#### Your objective
Print the line containing "Enumerate this screenshot's" and all lines after it to the end of the records below, exactly as written. No pictures.

#### Exercise input

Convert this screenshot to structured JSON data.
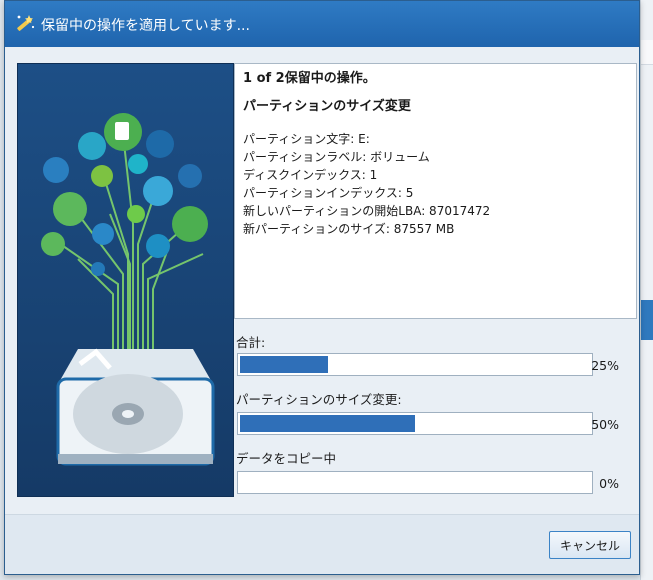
{
  "dialog": {
    "title": "保留中の操作を適用しています...",
    "title_icon": "wand-icon"
  },
  "info": {
    "heading": "1 of 2保留中の操作。",
    "operation": "パーティションのサイズ変更",
    "details": [
      "パーティション文字: E:",
      "パーティションラベル: ボリューム",
      "ディスクインデックス: 1",
      "パーティションインデックス: 5",
      "新しいパーティションの開始LBA: 87017472",
      "新パーティションのサイズ: 87557 MB"
    ]
  },
  "progress": [
    {
      "label": "合計:",
      "value": 25,
      "percent_text": "25%"
    },
    {
      "label": "パーティションのサイズ変更:",
      "value": 50,
      "percent_text": "50%"
    },
    {
      "label": "データをコピー中",
      "value": 0,
      "percent_text": "0%"
    }
  ],
  "buttons": {
    "cancel": "キャンセル"
  },
  "colors": {
    "titlebar": "#2f7bc4",
    "progress_fill": "#2f6fb8",
    "illustration_bg": "#1d4f86"
  }
}
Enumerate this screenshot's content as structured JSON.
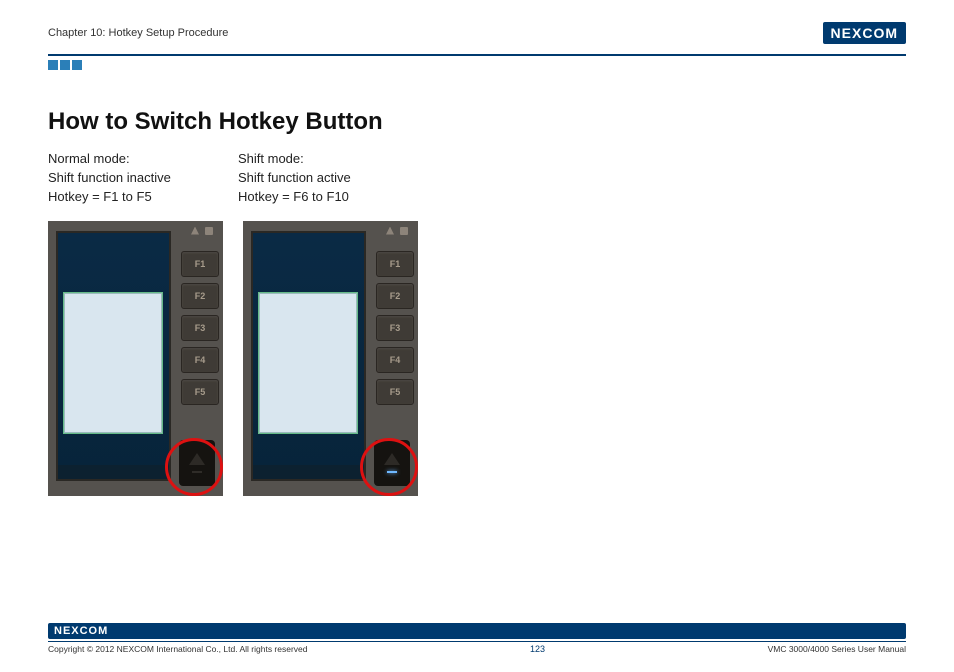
{
  "header": {
    "chapter": "Chapter 10: Hotkey Setup Procedure",
    "brand": "NEXCOM"
  },
  "title": "How to Switch Hotkey Button",
  "modes": [
    {
      "name": "Normal mode:",
      "line2": "Shift function inactive",
      "line3": "Hotkey = F1 to F5"
    },
    {
      "name": "Shift mode:",
      "line2": "Shift function active",
      "line3": "Hotkey = F6 to F10"
    }
  ],
  "buttons": [
    "F1",
    "F2",
    "F3",
    "F4",
    "F5"
  ],
  "footer": {
    "brand": "NEXCOM",
    "copyright": "Copyright © 2012 NEXCOM International Co., Ltd. All rights reserved",
    "page": "123",
    "manual": "VMC 3000/4000 Series User Manual"
  }
}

#### Exercise response
Enumerate this screenshot's content as structured JSON.
{
  "header": {
    "chapter": "Chapter 10: Hotkey Setup Procedure",
    "brand": "NEXCOM"
  },
  "title": "How to Switch Hotkey Button",
  "modes": [
    {
      "name": "Normal mode:",
      "line2": "Shift function inactive",
      "line3": "Hotkey = F1 to F5"
    },
    {
      "name": "Shift mode:",
      "line2": "Shift function active",
      "line3": "Hotkey = F6 to F10"
    }
  ],
  "buttons": [
    "F1",
    "F2",
    "F3",
    "F4",
    "F5"
  ],
  "footer": {
    "brand": "NEXCOM",
    "copyright": "Copyright © 2012 NEXCOM International Co., Ltd. All rights reserved",
    "page": "123",
    "manual": "VMC 3000/4000 Series User Manual"
  }
}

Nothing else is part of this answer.